▸ **TASK PROMPT**
Where a picture appears in the data below, exclude it; restate everything else word for word.

▸ **DATA RECORDS**

# # #

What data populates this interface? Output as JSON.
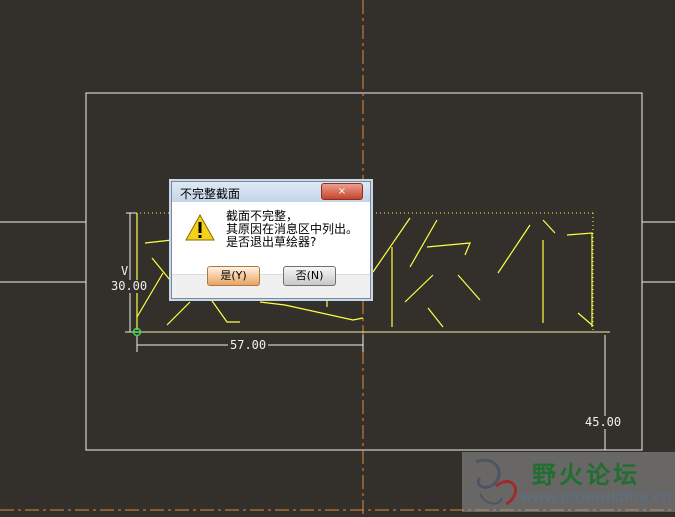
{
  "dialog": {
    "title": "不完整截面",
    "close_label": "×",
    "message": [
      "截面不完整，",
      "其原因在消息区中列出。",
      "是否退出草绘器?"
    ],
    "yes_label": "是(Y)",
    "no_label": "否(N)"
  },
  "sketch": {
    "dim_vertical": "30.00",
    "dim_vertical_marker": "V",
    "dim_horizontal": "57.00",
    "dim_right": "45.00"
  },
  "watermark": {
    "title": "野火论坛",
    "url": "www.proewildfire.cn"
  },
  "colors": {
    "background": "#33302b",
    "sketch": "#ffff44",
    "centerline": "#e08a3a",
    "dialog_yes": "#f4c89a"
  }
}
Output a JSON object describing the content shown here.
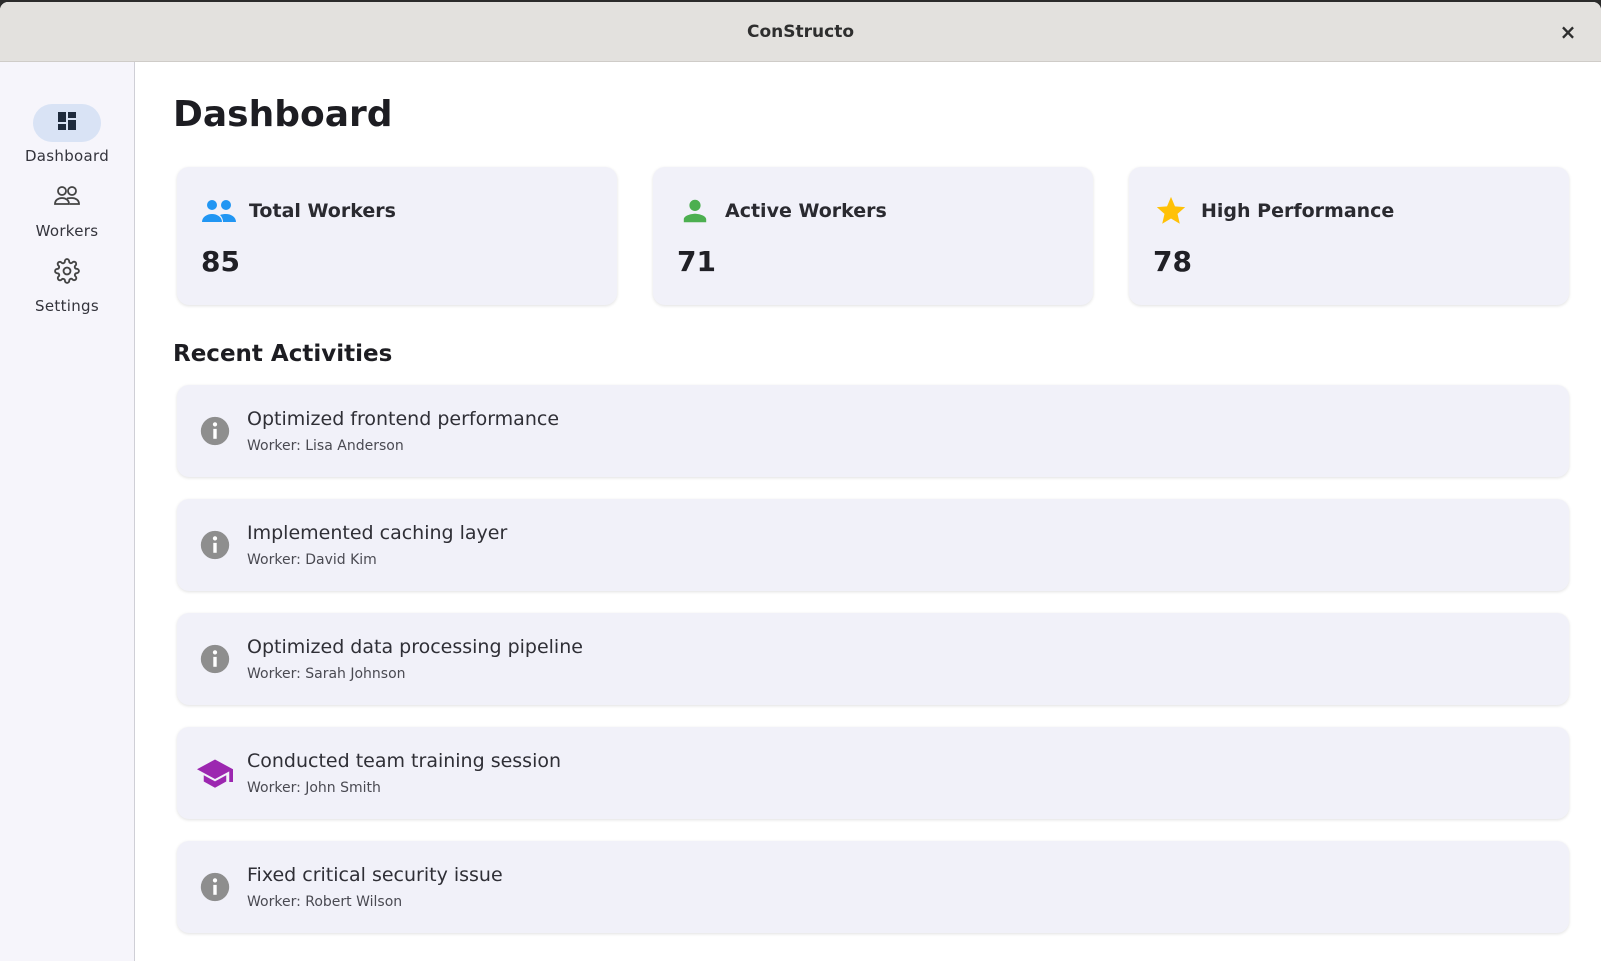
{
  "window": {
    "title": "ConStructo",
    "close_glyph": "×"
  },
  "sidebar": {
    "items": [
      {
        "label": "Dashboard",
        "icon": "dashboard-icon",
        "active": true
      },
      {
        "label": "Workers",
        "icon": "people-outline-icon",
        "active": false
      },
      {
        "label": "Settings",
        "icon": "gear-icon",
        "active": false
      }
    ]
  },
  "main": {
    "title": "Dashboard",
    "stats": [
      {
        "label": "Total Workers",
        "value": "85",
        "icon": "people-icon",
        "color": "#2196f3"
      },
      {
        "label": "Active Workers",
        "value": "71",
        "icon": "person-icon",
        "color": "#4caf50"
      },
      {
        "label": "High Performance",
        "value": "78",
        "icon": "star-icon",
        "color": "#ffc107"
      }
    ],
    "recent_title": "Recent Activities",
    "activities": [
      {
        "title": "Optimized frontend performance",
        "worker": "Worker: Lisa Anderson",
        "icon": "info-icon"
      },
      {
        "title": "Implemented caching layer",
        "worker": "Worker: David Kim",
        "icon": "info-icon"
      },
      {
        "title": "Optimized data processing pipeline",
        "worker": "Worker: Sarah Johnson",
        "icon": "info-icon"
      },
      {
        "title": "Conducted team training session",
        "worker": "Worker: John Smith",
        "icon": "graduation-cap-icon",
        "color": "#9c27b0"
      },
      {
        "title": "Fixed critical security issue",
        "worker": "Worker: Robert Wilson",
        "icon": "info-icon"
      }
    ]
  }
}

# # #

▸ **REPLY TO THE TASK**
What data populates this interface? Output as JSON.
{
  "dialog": {
    "title": "不完整截面",
    "close_label": "×",
    "message": [
      "截面不完整，",
      "其原因在消息区中列出。",
      "是否退出草绘器?"
    ],
    "yes_label": "是(Y)",
    "no_label": "否(N)"
  },
  "sketch": {
    "dim_vertical": "30.00",
    "dim_vertical_marker": "V",
    "dim_horizontal": "57.00",
    "dim_right": "45.00"
  },
  "watermark": {
    "title": "野火论坛",
    "url": "www.proewildfire.cn"
  },
  "colors": {
    "background": "#33302b",
    "sketch": "#ffff44",
    "centerline": "#e08a3a",
    "dialog_yes": "#f4c89a"
  }
}
Output a JSON object describing the content shown here.
{
  "window": {
    "title": "ConStructo",
    "close_glyph": "×"
  },
  "sidebar": {
    "items": [
      {
        "label": "Dashboard",
        "icon": "dashboard-icon",
        "active": true
      },
      {
        "label": "Workers",
        "icon": "people-outline-icon",
        "active": false
      },
      {
        "label": "Settings",
        "icon": "gear-icon",
        "active": false
      }
    ]
  },
  "main": {
    "title": "Dashboard",
    "stats": [
      {
        "label": "Total Workers",
        "value": "85",
        "icon": "people-icon",
        "color": "#2196f3"
      },
      {
        "label": "Active Workers",
        "value": "71",
        "icon": "person-icon",
        "color": "#4caf50"
      },
      {
        "label": "High Performance",
        "value": "78",
        "icon": "star-icon",
        "color": "#ffc107"
      }
    ],
    "recent_title": "Recent Activities",
    "activities": [
      {
        "title": "Optimized frontend performance",
        "worker": "Worker: Lisa Anderson",
        "icon": "info-icon"
      },
      {
        "title": "Implemented caching layer",
        "worker": "Worker: David Kim",
        "icon": "info-icon"
      },
      {
        "title": "Optimized data processing pipeline",
        "worker": "Worker: Sarah Johnson",
        "icon": "info-icon"
      },
      {
        "title": "Conducted team training session",
        "worker": "Worker: John Smith",
        "icon": "graduation-cap-icon",
        "color": "#9c27b0"
      },
      {
        "title": "Fixed critical security issue",
        "worker": "Worker: Robert Wilson",
        "icon": "info-icon"
      }
    ]
  }
}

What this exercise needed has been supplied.